Sunday, August 2, 2009

Magic tips

Sleight of hand depends on the use of psychology, misdirection, and natural choreography in accomplishing a magical effect. Misdirection is perhaps the most important component of the art of sleight of hand. The magician choreographs his actions so that all spectators are likely to look where he or she wants them to. More importantly, they do not look where the performer does not wish them to look.
In the few months since becoming an ostomate I have learnt to hide my colostomy bag by using sleight of hand, much as a magician does. At my disposal I have a bag of tricks that help me disguise the fact I have a bag. Here are a few of them.

“The Back Turn”
If I’m in public, somewhere like a café, and I stand to put on my jacket or coat, I’ll simply turn my back on the room, so in the process if my shirt lifts up, no one gets a peek of my bag. Then I can take a moment to straighten everything up down there before I turn round and no one is any the wiser.

“The Left-Handed Carry” I mainly use this one in the office.

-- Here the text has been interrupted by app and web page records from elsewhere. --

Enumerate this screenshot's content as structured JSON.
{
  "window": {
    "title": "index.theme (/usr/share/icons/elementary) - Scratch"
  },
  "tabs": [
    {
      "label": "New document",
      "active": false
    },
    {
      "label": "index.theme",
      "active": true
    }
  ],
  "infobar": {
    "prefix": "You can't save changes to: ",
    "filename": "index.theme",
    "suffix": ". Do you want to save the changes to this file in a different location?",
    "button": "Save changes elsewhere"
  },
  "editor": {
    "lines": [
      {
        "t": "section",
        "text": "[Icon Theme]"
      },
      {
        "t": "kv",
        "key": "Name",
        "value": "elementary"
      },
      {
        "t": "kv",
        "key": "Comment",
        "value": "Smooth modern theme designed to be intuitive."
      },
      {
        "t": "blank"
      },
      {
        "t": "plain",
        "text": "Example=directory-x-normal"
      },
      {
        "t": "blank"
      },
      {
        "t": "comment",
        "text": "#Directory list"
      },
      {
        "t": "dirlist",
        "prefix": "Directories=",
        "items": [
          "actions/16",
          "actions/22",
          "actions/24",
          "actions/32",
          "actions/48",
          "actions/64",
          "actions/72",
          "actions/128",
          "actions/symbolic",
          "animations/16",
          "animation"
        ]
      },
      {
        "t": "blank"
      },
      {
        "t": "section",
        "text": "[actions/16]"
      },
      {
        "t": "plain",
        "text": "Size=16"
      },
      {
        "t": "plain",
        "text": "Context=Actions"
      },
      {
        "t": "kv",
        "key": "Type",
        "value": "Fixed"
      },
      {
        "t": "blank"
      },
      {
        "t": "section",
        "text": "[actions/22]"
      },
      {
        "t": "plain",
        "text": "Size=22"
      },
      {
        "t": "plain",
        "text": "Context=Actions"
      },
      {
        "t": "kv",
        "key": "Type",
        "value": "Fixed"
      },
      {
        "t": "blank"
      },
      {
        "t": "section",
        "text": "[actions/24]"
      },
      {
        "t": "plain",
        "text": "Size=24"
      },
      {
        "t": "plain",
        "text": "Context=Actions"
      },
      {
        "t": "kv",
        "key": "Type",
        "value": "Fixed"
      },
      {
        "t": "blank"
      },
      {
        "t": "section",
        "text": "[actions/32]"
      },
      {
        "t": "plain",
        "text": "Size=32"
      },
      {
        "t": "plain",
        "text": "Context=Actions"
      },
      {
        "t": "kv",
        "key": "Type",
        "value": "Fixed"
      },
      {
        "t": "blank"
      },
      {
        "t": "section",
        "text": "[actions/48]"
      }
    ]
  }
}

If I’m walking from A to B anywhere at work I might carry a cup of water or a notepad in my left hand, held roughly in front of the area where my bag is. It is often possible to see the outline of my bag through my clothes, but as far as I’m aware no one has ever been able to see through a Moleskine notepad.

“The Lean Forward”
Again, if I’m in a café or bar, I find there’s less likelihood of the poop bag popping out if I lean forward in my chair. So that’s how I tend to sit, hunched over like I’m sat on the loo, ironically.

“The Bag On Bag”
During rush hour on the tube you’re crammed in so tight you can usually tell if the person standing on your toes uses Colgate or Crest. No one has their own personal space. So to stop any short-arsed commuters seeing anything they shouldn’t, I position my manbag over my shitebag. It also helps protect it from stray elbows.

“The Larry Grayson”
Left hand bent limply at the wrist, held in front of my bag. I very rarely use this one for fear of sending out the wrong signals.

“The Awkward Teenager” By thrusting my left hand deep in my trouser pocket, rolling my shoulder forward and my elbow inwards towards my body it covers up my bag, but it also makes me look like a 37-year-old trying to look like a 17-year-old. Which is never a good look, is it Bobby?